What is needed:
In the answer, each entry below appears exactly as given, and no picture appears at all.

Material provided:
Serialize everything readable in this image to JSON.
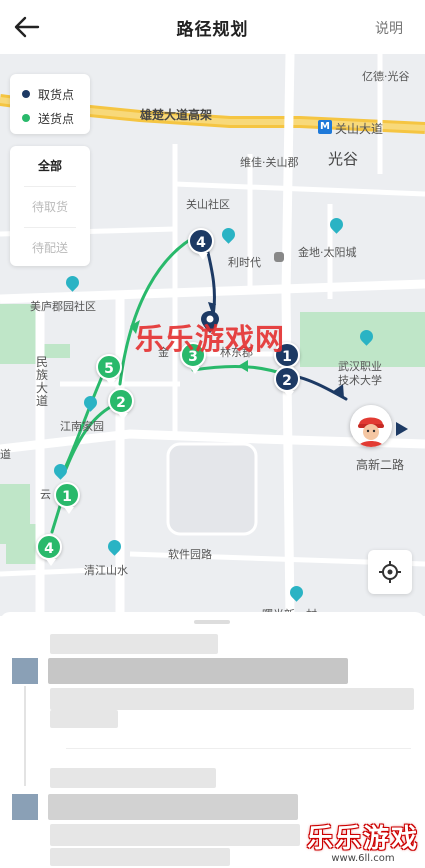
{
  "header": {
    "title": "路径规划",
    "help_label": "说明"
  },
  "legend": {
    "pickup_label": "取货点",
    "delivery_label": "送货点",
    "pickup_color": "#1d3a64",
    "delivery_color": "#29b96b"
  },
  "filter": {
    "options": [
      "全部",
      "待取货",
      "待配送"
    ],
    "selected": "全部"
  },
  "map": {
    "labels": {
      "yiyao": "亿德·光谷",
      "road_main": "雄楚大道高架",
      "metro": "关山大道",
      "weijia": "维佳·关山郡",
      "guanggu": "光谷",
      "guanshan": "关山社区",
      "jindi": "金地·太阳城",
      "time": "利时代",
      "meilu": "美庐郡园社区",
      "college": "武汉职业\n技术大学",
      "jinqiao": "金",
      "linhuang": "林东郡",
      "minzu": "民\n族\n大\n道",
      "jiangnan": "江南家园",
      "road_gaoxin": "高新二路",
      "yun": "云",
      "software": "软件园路",
      "qingjiang": "清江山水",
      "dao": "道",
      "bottom_cut": "曙光新一村"
    },
    "markers": [
      {
        "type": "pickup",
        "label": "4"
      },
      {
        "type": "pickup",
        "label": "1"
      },
      {
        "type": "pickup",
        "label": "2"
      },
      {
        "type": "delivery",
        "label": "3"
      },
      {
        "type": "delivery",
        "label": "5"
      },
      {
        "type": "delivery",
        "label": "2"
      },
      {
        "type": "delivery",
        "label": "1"
      },
      {
        "type": "delivery",
        "label": "4"
      }
    ],
    "icons": {
      "rider": "rider-avatar-icon",
      "locate": "locate-icon"
    },
    "watermark": "乐乐游戏网"
  },
  "brand": {
    "name": "乐乐游戏",
    "url": "www.6ll.com"
  }
}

Exercise answer:
Serialize everything readable in this image to JSON.
{
  "header": {
    "title": "路径规划",
    "help_label": "说明"
  },
  "legend": {
    "pickup_label": "取货点",
    "delivery_label": "送货点",
    "pickup_color": "#1d3a64",
    "delivery_color": "#29b96b"
  },
  "filter": {
    "options": [
      "全部",
      "待取货",
      "待配送"
    ],
    "selected": "全部"
  },
  "map": {
    "labels": {
      "yiyao": "亿德·光谷",
      "road_main": "雄楚大道高架",
      "metro": "关山大道",
      "weijia": "维佳·关山郡",
      "guanggu": "光谷",
      "guanshan": "关山社区",
      "jindi": "金地·太阳城",
      "time": "利时代",
      "meilu": "美庐郡园社区",
      "college": "武汉职业\n技术大学",
      "jinqiao": "金",
      "linhuang": "林东郡",
      "minzu": "民\n族\n大\n道",
      "jiangnan": "江南家园",
      "road_gaoxin": "高新二路",
      "yun": "云",
      "software": "软件园路",
      "qingjiang": "清江山水",
      "dao": "道",
      "bottom_cut": "曙光新一村"
    },
    "markers": [
      {
        "type": "pickup",
        "label": "4"
      },
      {
        "type": "pickup",
        "label": "1"
      },
      {
        "type": "pickup",
        "label": "2"
      },
      {
        "type": "delivery",
        "label": "3"
      },
      {
        "type": "delivery",
        "label": "5"
      },
      {
        "type": "delivery",
        "label": "2"
      },
      {
        "type": "delivery",
        "label": "1"
      },
      {
        "type": "delivery",
        "label": "4"
      }
    ],
    "icons": {
      "rider": "rider-avatar-icon",
      "locate": "locate-icon"
    },
    "watermark": "乐乐游戏网"
  },
  "brand": {
    "name": "乐乐游戏",
    "url": "www.6ll.com"
  }
}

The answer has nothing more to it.